Ed Goeas a longtime Republican pollster, said the biggest problem for Trump may be the use of the word “stupid.” Voters may forgive many things, like insulting Mexicans and McCain, he said, but they do not like being called dumb.

“That’s not the way to endear himself to Iowans, the very voters who he is trying to pull away from Carson with these attacks,” said Goeas, who previously advised a former Republican presidential candidate, Gov. Scott Walker of Wisconsin. “For the first time in this campaign, I feel like this might be the moment that Trump needs to apologize for something.”

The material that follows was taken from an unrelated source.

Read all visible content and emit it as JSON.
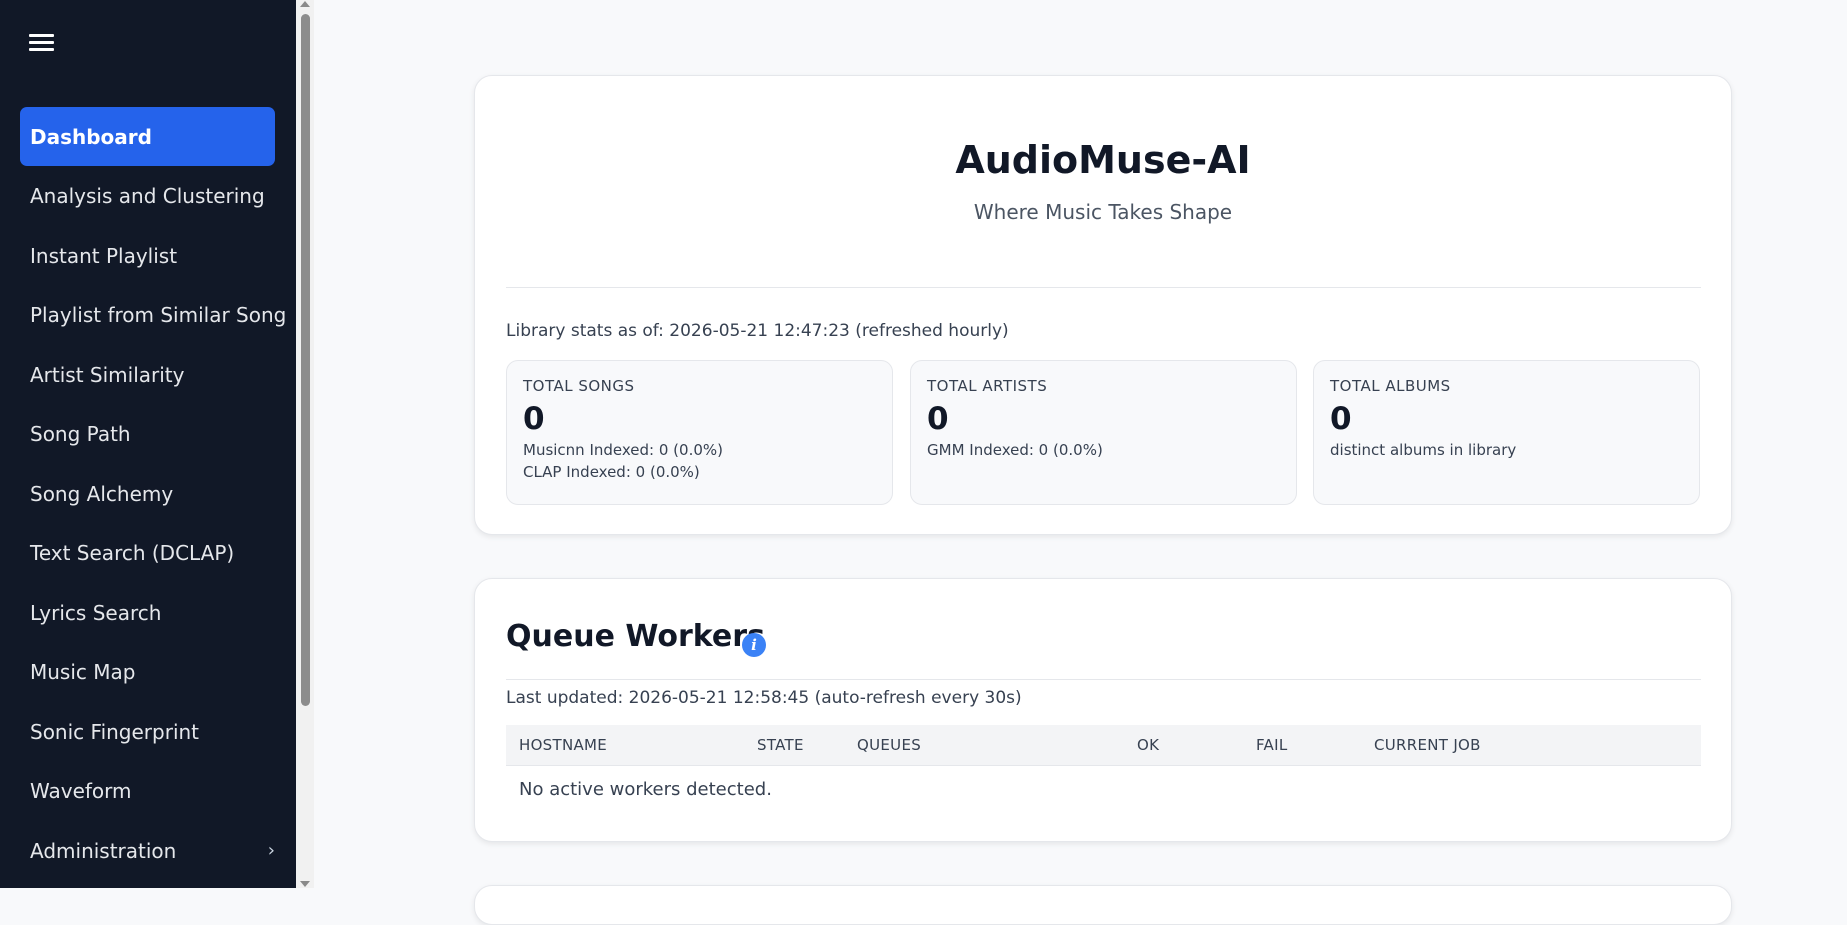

Matt Moore, chairman of the South Carolina Republican Party, which holds the first primary in the South in mid-February, said Trump risked turning off evangelical and conservative voters by attacking Carson, a man who enjoys wide respect from them.

“It will be impossible to win the Republican nomination, much less the White House, by slashing and burning down the field,” Moore said. “Politics is addition and multiplication, not division and subtraction. It’s simple math.”

For that math to work in Trump’s favor, he needs to start spending money to build a serious political operation in multiple states, Republicans said, as well as on political advertising so voters can see different facets of him.

Candidates do not win by simply trusting that voters will read about their speeches on social media or in newspapers, or catch snippets of their remarks on television, Republicans said. Such connections are impersonal and less effective than broadcasting positive commercials and meeting voters at scores of small-scale events where they can get a feel for candidates.

That is the decision Trump faces: how to grow a candidacy that has been nurtured on bombast, but deprived of spending. His aides continue to promise that he will soon buy television ads, but none have materialized.

Still, John McLaughlin, a Republican pollster who briefly advised Trump in 2012 when he considered a presidential run, said Trump remained “the best vessel for voters who are deeply frustrated with politics.”

“He can say these things and get away with it because the race really isn’t about him, but about voter anger at Washington and President Obama and also at Republicans who can’t get things done,” McLaughlin said.

“Trump is acting from his gut with these attacks,” McLaughlin added, and his instincts have served him well so far. “His gut is, he needs to take Carson on.”